== Data listing ==

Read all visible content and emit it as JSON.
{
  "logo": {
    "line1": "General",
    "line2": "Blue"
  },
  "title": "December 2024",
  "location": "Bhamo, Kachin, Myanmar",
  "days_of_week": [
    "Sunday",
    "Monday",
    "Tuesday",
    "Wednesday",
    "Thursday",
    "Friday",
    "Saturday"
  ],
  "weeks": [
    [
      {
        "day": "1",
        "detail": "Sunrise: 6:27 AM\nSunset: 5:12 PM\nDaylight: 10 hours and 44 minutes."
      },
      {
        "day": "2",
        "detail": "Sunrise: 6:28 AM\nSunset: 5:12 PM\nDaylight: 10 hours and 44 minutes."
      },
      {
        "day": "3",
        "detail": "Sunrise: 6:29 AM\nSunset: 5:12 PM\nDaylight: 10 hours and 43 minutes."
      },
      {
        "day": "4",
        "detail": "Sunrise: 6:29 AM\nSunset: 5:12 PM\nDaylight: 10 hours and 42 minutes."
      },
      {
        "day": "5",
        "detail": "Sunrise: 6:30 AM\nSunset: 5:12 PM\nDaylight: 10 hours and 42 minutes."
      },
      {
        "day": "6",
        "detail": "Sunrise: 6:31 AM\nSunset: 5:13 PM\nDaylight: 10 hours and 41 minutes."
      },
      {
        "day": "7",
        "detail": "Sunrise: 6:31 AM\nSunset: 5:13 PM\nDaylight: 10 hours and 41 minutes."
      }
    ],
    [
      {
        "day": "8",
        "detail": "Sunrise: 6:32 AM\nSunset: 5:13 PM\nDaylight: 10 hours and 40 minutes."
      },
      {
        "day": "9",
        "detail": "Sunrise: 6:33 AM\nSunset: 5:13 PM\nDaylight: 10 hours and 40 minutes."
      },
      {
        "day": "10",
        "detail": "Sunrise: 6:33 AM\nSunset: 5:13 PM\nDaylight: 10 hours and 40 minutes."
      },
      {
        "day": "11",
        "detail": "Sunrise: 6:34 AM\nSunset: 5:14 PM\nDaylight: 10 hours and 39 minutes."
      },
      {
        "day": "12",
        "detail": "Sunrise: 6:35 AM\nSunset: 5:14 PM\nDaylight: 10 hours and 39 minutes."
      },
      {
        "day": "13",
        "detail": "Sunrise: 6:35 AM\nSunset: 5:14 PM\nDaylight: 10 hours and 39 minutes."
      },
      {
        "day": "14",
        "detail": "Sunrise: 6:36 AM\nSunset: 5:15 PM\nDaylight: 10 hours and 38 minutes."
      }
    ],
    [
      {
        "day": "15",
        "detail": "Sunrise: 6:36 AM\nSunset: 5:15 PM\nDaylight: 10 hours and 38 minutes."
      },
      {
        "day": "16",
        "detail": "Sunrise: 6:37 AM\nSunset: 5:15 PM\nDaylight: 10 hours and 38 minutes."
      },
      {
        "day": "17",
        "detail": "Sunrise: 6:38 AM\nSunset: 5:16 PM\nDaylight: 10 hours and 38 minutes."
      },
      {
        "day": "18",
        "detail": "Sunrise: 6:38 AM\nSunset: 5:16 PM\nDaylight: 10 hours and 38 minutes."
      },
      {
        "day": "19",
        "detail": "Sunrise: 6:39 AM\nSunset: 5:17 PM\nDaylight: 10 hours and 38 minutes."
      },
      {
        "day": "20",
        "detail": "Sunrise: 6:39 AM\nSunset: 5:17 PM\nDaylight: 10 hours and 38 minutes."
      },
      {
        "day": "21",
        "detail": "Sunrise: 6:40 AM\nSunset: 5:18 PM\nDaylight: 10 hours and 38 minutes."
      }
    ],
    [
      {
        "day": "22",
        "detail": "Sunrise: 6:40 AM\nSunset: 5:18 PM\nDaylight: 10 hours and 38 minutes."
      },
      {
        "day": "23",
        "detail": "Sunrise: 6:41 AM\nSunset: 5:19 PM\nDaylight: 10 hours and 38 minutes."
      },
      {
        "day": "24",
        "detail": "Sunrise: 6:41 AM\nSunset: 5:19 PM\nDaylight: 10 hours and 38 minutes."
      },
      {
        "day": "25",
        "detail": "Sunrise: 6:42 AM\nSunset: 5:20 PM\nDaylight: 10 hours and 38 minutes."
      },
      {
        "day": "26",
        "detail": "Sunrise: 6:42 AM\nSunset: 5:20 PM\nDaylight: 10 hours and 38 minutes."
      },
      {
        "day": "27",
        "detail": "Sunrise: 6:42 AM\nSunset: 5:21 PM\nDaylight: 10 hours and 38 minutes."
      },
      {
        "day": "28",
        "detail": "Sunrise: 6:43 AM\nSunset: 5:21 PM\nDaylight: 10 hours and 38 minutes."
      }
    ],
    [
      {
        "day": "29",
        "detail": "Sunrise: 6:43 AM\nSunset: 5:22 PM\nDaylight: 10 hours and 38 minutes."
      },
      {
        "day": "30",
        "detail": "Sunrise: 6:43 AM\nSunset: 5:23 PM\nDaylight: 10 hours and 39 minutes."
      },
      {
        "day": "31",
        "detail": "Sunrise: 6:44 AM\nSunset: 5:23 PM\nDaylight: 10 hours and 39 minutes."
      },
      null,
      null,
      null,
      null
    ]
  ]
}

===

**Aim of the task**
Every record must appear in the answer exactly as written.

**Exercise solution**
Read all visible content and emit it as JSON.
{
  "logo": {
    "line1": "General",
    "line2": "Blue"
  },
  "title": "December 2024",
  "location": "Bhamo, Kachin, Myanmar",
  "days_of_week": [
    "Sunday",
    "Monday",
    "Tuesday",
    "Wednesday",
    "Thursday",
    "Friday",
    "Saturday"
  ],
  "weeks": [
    [
      {
        "day": "1",
        "detail": "Sunrise: 6:27 AM\nSunset: 5:12 PM\nDaylight: 10 hours and 44 minutes."
      },
      {
        "day": "2",
        "detail": "Sunrise: 6:28 AM\nSunset: 5:12 PM\nDaylight: 10 hours and 44 minutes."
      },
      {
        "day": "3",
        "detail": "Sunrise: 6:29 AM\nSunset: 5:12 PM\nDaylight: 10 hours and 43 minutes."
      },
      {
        "day": "4",
        "detail": "Sunrise: 6:29 AM\nSunset: 5:12 PM\nDaylight: 10 hours and 42 minutes."
      },
      {
        "day": "5",
        "detail": "Sunrise: 6:30 AM\nSunset: 5:12 PM\nDaylight: 10 hours and 42 minutes."
      },
      {
        "day": "6",
        "detail": "Sunrise: 6:31 AM\nSunset: 5:13 PM\nDaylight: 10 hours and 41 minutes."
      },
      {
        "day": "7",
        "detail": "Sunrise: 6:31 AM\nSunset: 5:13 PM\nDaylight: 10 hours and 41 minutes."
      }
    ],
    [
      {
        "day": "8",
        "detail": "Sunrise: 6:32 AM\nSunset: 5:13 PM\nDaylight: 10 hours and 40 minutes."
      },
      {
        "day": "9",
        "detail": "Sunrise: 6:33 AM\nSunset: 5:13 PM\nDaylight: 10 hours and 40 minutes."
      },
      {
        "day": "10",
        "detail": "Sunrise: 6:33 AM\nSunset: 5:13 PM\nDaylight: 10 hours and 40 minutes."
      },
      {
        "day": "11",
        "detail": "Sunrise: 6:34 AM\nSunset: 5:14 PM\nDaylight: 10 hours and 39 minutes."
      },
      {
        "day": "12",
        "detail": "Sunrise: 6:35 AM\nSunset: 5:14 PM\nDaylight: 10 hours and 39 minutes."
      },
      {
        "day": "13",
        "detail": "Sunrise: 6:35 AM\nSunset: 5:14 PM\nDaylight: 10 hours and 39 minutes."
      },
      {
        "day": "14",
        "detail": "Sunrise: 6:36 AM\nSunset: 5:15 PM\nDaylight: 10 hours and 38 minutes."
      }
    ],
    [
      {
        "day": "15",
        "detail": "Sunrise: 6:36 AM\nSunset: 5:15 PM\nDaylight: 10 hours and 38 minutes."
      },
      {
        "day": "16",
        "detail": "Sunrise: 6:37 AM\nSunset: 5:15 PM\nDaylight: 10 hours and 38 minutes."
      },
      {
        "day": "17",
        "detail": "Sunrise: 6:38 AM\nSunset: 5:16 PM\nDaylight: 10 hours and 38 minutes."
      },
      {
        "day": "18",
        "detail": "Sunrise: 6:38 AM\nSunset: 5:16 PM\nDaylight: 10 hours and 38 minutes."
      },
      {
        "day": "19",
        "detail": "Sunrise: 6:39 AM\nSunset: 5:17 PM\nDaylight: 10 hours and 38 minutes."
      },
      {
        "day": "20",
        "detail": "Sunrise: 6:39 AM\nSunset: 5:17 PM\nDaylight: 10 hours and 38 minutes."
      },
      {
        "day": "21",
        "detail": "Sunrise: 6:40 AM\nSunset: 5:18 PM\nDaylight: 10 hours and 38 minutes."
      }
    ],
    [
      {
        "day": "22",
        "detail": "Sunrise: 6:40 AM\nSunset: 5:18 PM\nDaylight: 10 hours and 38 minutes."
      },
      {
        "day": "23",
        "detail": "Sunrise: 6:41 AM\nSunset: 5:19 PM\nDaylight: 10 hours and 38 minutes."
      },
      {
        "day": "24",
        "detail": "Sunrise: 6:41 AM\nSunset: 5:19 PM\nDaylight: 10 hours and 38 minutes."
      },
      {
        "day": "25",
        "detail": "Sunrise: 6:42 AM\nSunset: 5:20 PM\nDaylight: 10 hours and 38 minutes."
      },
      {
        "day": "26",
        "detail": "Sunrise: 6:42 AM\nSunset: 5:20 PM\nDaylight: 10 hours and 38 minutes."
      },
      {
        "day": "27",
        "detail": "Sunrise: 6:42 AM\nSunset: 5:21 PM\nDaylight: 10 hours and 38 minutes."
      },
      {
        "day": "28",
        "detail": "Sunrise: 6:43 AM\nSunset: 5:21 PM\nDaylight: 10 hours and 38 minutes."
      }
    ],
    [
      {
        "day": "29",
        "detail": "Sunrise: 6:43 AM\nSunset: 5:22 PM\nDaylight: 10 hours and 38 minutes."
      },
      {
        "day": "30",
        "detail": "Sunrise: 6:43 AM\nSunset: 5:23 PM\nDaylight: 10 hours and 39 minutes."
      },
      {
        "day": "31",
        "detail": "Sunrise: 6:44 AM\nSunset: 5:23 PM\nDaylight: 10 hours and 39 minutes."
      },
      null,
      null,
      null,
      null
    ]
  ]
}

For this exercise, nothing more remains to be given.